Task objective | Retype the whole listing exactly.
(Supplied entries begins)
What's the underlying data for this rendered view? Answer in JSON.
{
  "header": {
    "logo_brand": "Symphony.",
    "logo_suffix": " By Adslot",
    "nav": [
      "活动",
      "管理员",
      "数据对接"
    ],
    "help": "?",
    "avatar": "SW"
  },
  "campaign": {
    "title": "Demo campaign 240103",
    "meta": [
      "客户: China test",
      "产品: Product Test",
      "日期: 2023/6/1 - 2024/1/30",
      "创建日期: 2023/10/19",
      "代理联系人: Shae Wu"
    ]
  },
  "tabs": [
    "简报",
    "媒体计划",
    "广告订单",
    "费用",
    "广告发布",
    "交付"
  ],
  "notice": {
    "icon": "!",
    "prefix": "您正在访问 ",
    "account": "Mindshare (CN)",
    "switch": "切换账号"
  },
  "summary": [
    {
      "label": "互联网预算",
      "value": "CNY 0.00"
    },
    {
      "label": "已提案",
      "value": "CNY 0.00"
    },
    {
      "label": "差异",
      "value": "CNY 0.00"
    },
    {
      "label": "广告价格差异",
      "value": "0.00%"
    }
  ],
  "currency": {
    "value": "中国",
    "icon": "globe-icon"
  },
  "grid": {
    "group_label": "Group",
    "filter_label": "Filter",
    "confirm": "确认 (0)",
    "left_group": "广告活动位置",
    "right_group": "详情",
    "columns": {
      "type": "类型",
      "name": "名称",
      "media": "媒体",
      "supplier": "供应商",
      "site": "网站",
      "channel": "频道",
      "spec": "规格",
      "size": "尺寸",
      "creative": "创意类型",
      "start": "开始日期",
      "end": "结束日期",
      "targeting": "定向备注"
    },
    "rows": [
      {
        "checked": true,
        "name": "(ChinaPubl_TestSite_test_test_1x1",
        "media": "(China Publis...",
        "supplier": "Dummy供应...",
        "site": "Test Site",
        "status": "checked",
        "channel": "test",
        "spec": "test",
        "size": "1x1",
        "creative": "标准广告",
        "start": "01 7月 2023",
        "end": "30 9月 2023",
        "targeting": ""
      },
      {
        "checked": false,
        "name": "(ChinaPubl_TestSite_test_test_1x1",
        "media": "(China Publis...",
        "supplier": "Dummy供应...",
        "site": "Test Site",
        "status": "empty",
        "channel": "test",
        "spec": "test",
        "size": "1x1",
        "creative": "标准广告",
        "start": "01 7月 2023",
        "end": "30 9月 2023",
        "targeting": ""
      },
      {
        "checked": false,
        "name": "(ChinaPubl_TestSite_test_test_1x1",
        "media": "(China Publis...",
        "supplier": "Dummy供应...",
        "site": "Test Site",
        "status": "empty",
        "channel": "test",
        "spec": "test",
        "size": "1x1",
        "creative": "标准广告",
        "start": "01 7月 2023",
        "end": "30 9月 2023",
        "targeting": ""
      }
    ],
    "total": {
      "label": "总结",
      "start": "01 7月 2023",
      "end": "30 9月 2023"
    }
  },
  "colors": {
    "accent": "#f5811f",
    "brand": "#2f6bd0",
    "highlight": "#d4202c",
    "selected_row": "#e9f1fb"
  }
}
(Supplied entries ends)
Exercise answer |
What's the underlying data for this rendered view? Answer in JSON.
{
  "header": {
    "logo_brand": "Symphony.",
    "logo_suffix": " By Adslot",
    "nav": [
      "活动",
      "管理员",
      "数据对接"
    ],
    "help": "?",
    "avatar": "SW"
  },
  "campaign": {
    "title": "Demo campaign 240103",
    "meta": [
      "客户: China test",
      "产品: Product Test",
      "日期: 2023/6/1 - 2024/1/30",
      "创建日期: 2023/10/19",
      "代理联系人: Shae Wu"
    ]
  },
  "tabs": [
    "简报",
    "媒体计划",
    "广告订单",
    "费用",
    "广告发布",
    "交付"
  ],
  "notice": {
    "icon": "!",
    "prefix": "您正在访问 ",
    "account": "Mindshare (CN)",
    "switch": "切换账号"
  },
  "summary": [
    {
      "label": "互联网预算",
      "value": "CNY 0.00"
    },
    {
      "label": "已提案",
      "value": "CNY 0.00"
    },
    {
      "label": "差异",
      "value": "CNY 0.00"
    },
    {
      "label": "广告价格差异",
      "value": "0.00%"
    }
  ],
  "currency": {
    "value": "中国",
    "icon": "globe-icon"
  },
  "grid": {
    "group_label": "Group",
    "filter_label": "Filter",
    "confirm": "确认 (0)",
    "left_group": "广告活动位置",
    "right_group": "详情",
    "columns": {
      "type": "类型",
      "name": "名称",
      "media": "媒体",
      "supplier": "供应商",
      "site": "网站",
      "channel": "频道",
      "spec": "规格",
      "size": "尺寸",
      "creative": "创意类型",
      "start": "开始日期",
      "end": "结束日期",
      "targeting": "定向备注"
    },
    "rows": [
      {
        "checked": true,
        "name": "(ChinaPubl_TestSite_test_test_1x1",
        "media": "(China Publis...",
        "supplier": "Dummy供应...",
        "site": "Test Site",
        "status": "checked",
        "channel": "test",
        "spec": "test",
        "size": "1x1",
        "creative": "标准广告",
        "start": "01 7月 2023",
        "end": "30 9月 2023",
        "targeting": ""
      },
      {
        "checked": false,
        "name": "(ChinaPubl_TestSite_test_test_1x1",
        "media": "(China Publis...",
        "supplier": "Dummy供应...",
        "site": "Test Site",
        "status": "empty",
        "channel": "test",
        "spec": "test",
        "size": "1x1",
        "creative": "标准广告",
        "start": "01 7月 2023",
        "end": "30 9月 2023",
        "targeting": ""
      },
      {
        "checked": false,
        "name": "(ChinaPubl_TestSite_test_test_1x1",
        "media": "(China Publis...",
        "supplier": "Dummy供应...",
        "site": "Test Site",
        "status": "empty",
        "channel": "test",
        "spec": "test",
        "size": "1x1",
        "creative": "标准广告",
        "start": "01 7月 2023",
        "end": "30 9月 2023",
        "targeting": ""
      }
    ],
    "total": {
      "label": "总结",
      "start": "01 7月 2023",
      "end": "30 9月 2023"
    }
  },
  "colors": {
    "accent": "#f5811f",
    "brand": "#2f6bd0",
    "highlight": "#d4202c",
    "selected_row": "#e9f1fb"
  }
}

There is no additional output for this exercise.